▶ _What is required_: Every entry below should come back unchanged, except that the pictures are dropped.

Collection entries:
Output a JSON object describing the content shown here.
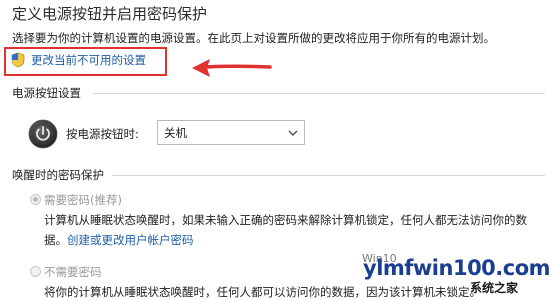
{
  "header": {
    "title": "定义电源按钮并启用密码保护",
    "subtitle": "选择要为你的计算机设置的电源设置。在此页上对设置所做的更改将应用于你所有的电源计划。"
  },
  "change_settings": {
    "label": "更改当前不可用的设置",
    "icon": "uac-shield-icon",
    "highlight_color": "#e03030"
  },
  "power_buttons": {
    "section_title": "电源按钮设置",
    "icon": "power-icon",
    "label": "按电源按钮时:",
    "selected_value": "关机"
  },
  "wake_password": {
    "section_title": "唤醒时的密码保护",
    "options": [
      {
        "label": "需要密码(推荐)",
        "selected": true,
        "enabled": false,
        "description_line1": "计算机从睡眠状态唤醒时，如果未输入正确的密码来解除计算机锁定，任何人都无法访问你的数",
        "description_line2_prefix": "据。",
        "description_link": "创建或更改用户帐户密码"
      },
      {
        "label": "不需要密码",
        "selected": false,
        "enabled": false,
        "description_line1": "将你的计算机从睡眠状态唤醒时，任何人都可以访问你的数据，因为该计算机未锁定。"
      }
    ]
  },
  "watermark": {
    "brand": "ylmfwin100.com",
    "site_text": "Win10",
    "chinese": "系统之家"
  },
  "colors": {
    "link": "#1f5ea8",
    "annotation_red": "#e03030"
  }
}
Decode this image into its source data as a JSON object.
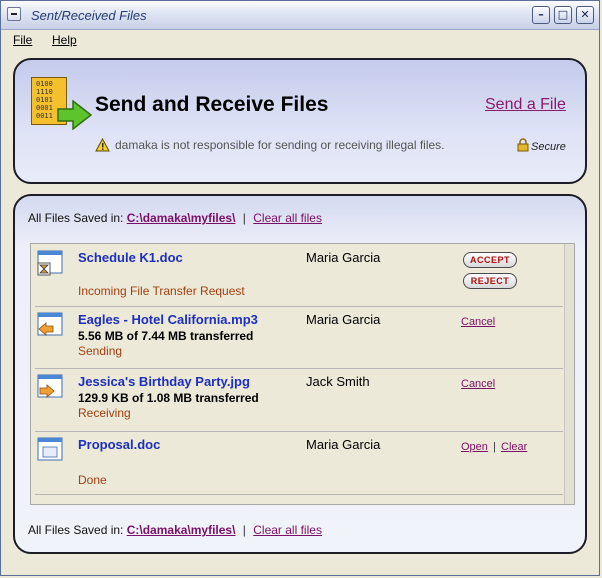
{
  "window": {
    "title": "Sent/Received Files"
  },
  "menu": [
    {
      "label": "File"
    },
    {
      "label": "Help"
    }
  ],
  "header": {
    "title": "Send and Receive Files",
    "send_link": "Send a File",
    "disclaimer": "damaka is not responsible for sending or receiving illegal files.",
    "secure": "Secure",
    "logo_bits": [
      "0100",
      "1110",
      "0101",
      "0001",
      "0011"
    ]
  },
  "saved": {
    "prefix": "All Files Saved in:",
    "path": "C:\\damaka\\myfiles\\",
    "separator": "|",
    "clear": "Clear all files"
  },
  "transfers": [
    {
      "name": "Schedule K1.doc",
      "sender": "Maria Garcia",
      "progress": "",
      "status": "Incoming File Transfer Request",
      "icon": "hourglass-file-icon",
      "actions": [
        "ACCEPT",
        "REJECT"
      ]
    },
    {
      "name": "Eagles - Hotel California.mp3",
      "sender": "Maria Garcia",
      "progress": "5.56 MB of 7.44 MB transferred",
      "status": "Sending",
      "icon": "send-file-icon",
      "actions": [
        "Cancel"
      ]
    },
    {
      "name": "Jessica's Birthday Party.jpg",
      "sender": "Jack Smith",
      "progress": "129.9 KB of 1.08 MB transferred",
      "status": "Receiving",
      "icon": "receive-file-icon",
      "actions": [
        "Cancel"
      ]
    },
    {
      "name": "Proposal.doc",
      "sender": "Maria Garcia",
      "progress": "",
      "status": "Done",
      "icon": "file-icon",
      "actions": [
        "Open",
        "|",
        "Clear"
      ]
    }
  ],
  "colors": {
    "link": "#7a1065",
    "file_name": "#1c2fbf",
    "status": "#a04010",
    "panel": "#dfe3f6"
  }
}
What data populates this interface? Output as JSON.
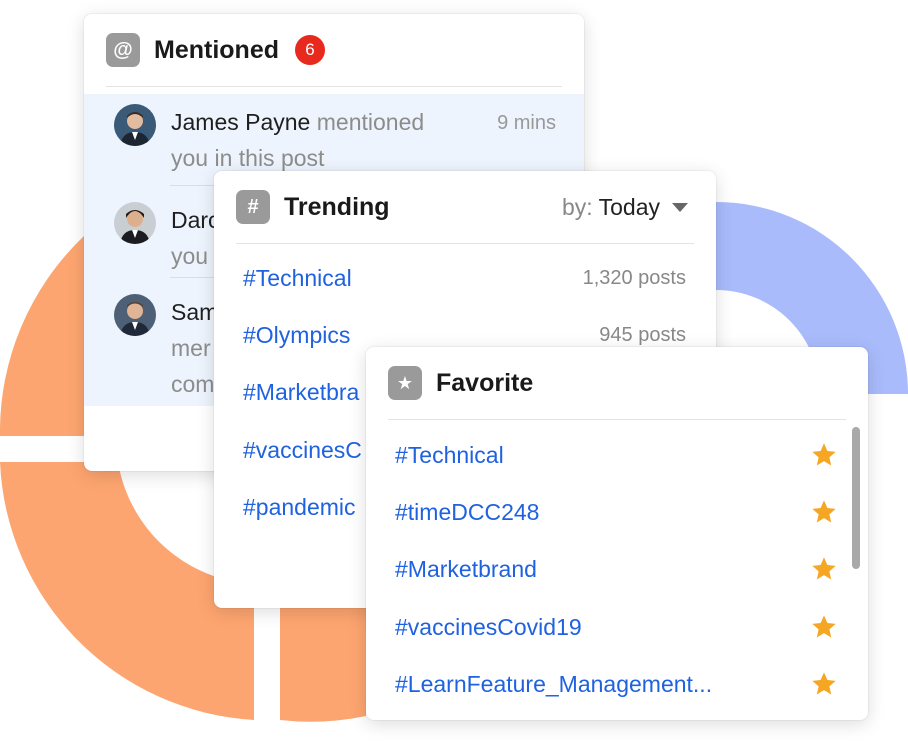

▶ _Result of the task_:
Output a JSON object describing the content shown here.
{
  "header": {
    "title": "定义电源按钮并启用密码保护",
    "subtitle": "选择要为你的计算机设置的电源设置。在此页上对设置所做的更改将应用于你所有的电源计划。"
  },
  "change_settings": {
    "label": "更改当前不可用的设置",
    "icon": "uac-shield-icon",
    "highlight_color": "#e03030"
  },
  "power_buttons": {
    "section_title": "电源按钮设置",
    "icon": "power-icon",
    "label": "按电源按钮时:",
    "selected_value": "关机"
  },
  "wake_password": {
    "section_title": "唤醒时的密码保护",
    "options": [
      {
        "label": "需要密码(推荐)",
        "selected": true,
        "enabled": false,
        "description_line1": "计算机从睡眠状态唤醒时，如果未输入正确的密码来解除计算机锁定，任何人都无法访问你的数",
        "description_line2_prefix": "据。",
        "description_link": "创建或更改用户帐户密码"
      },
      {
        "label": "不需要密码",
        "selected": false,
        "enabled": false,
        "description_line1": "将你的计算机从睡眠状态唤醒时，任何人都可以访问你的数据，因为该计算机未锁定。"
      }
    ]
  },
  "watermark": {
    "brand": "ylmfwin100.com",
    "site_text": "Win10",
    "chinese": "系统之家"
  },
  "colors": {
    "link": "#1f5ea8",
    "annotation_red": "#e03030"
  }
}
Decode this image into its source data as a JSON object.
{
  "window": {
    "title": "Sent/Received Files"
  },
  "menu": [
    {
      "label": "File"
    },
    {
      "label": "Help"
    }
  ],
  "header": {
    "title": "Send and Receive Files",
    "send_link": "Send a File",
    "disclaimer": "damaka is not responsible for sending or receiving illegal files.",
    "secure": "Secure",
    "logo_bits": [
      "0100",
      "1110",
      "0101",
      "0001",
      "0011"
    ]
  },
  "saved": {
    "prefix": "All Files Saved in:",
    "path": "C:\\damaka\\myfiles\\",
    "separator": "|",
    "clear": "Clear all files"
  },
  "transfers": [
    {
      "name": "Schedule K1.doc",
      "sender": "Maria Garcia",
      "progress": "",
      "status": "Incoming File Transfer Request",
      "icon": "hourglass-file-icon",
      "actions": [
        "ACCEPT",
        "REJECT"
      ]
    },
    {
      "name": "Eagles - Hotel California.mp3",
      "sender": "Maria Garcia",
      "progress": "5.56 MB of 7.44 MB transferred",
      "status": "Sending",
      "icon": "send-file-icon",
      "actions": [
        "Cancel"
      ]
    },
    {
      "name": "Jessica's Birthday Party.jpg",
      "sender": "Jack Smith",
      "progress": "129.9 KB of 1.08 MB transferred",
      "status": "Receiving",
      "icon": "receive-file-icon",
      "actions": [
        "Cancel"
      ]
    },
    {
      "name": "Proposal.doc",
      "sender": "Maria Garcia",
      "progress": "",
      "status": "Done",
      "icon": "file-icon",
      "actions": [
        "Open",
        "|",
        "Clear"
      ]
    }
  ],
  "colors": {
    "link": "#7a1065",
    "file_name": "#1c2fbf",
    "status": "#a04010",
    "panel": "#dfe3f6"
  }
}
What data populates this interface? Output as JSON.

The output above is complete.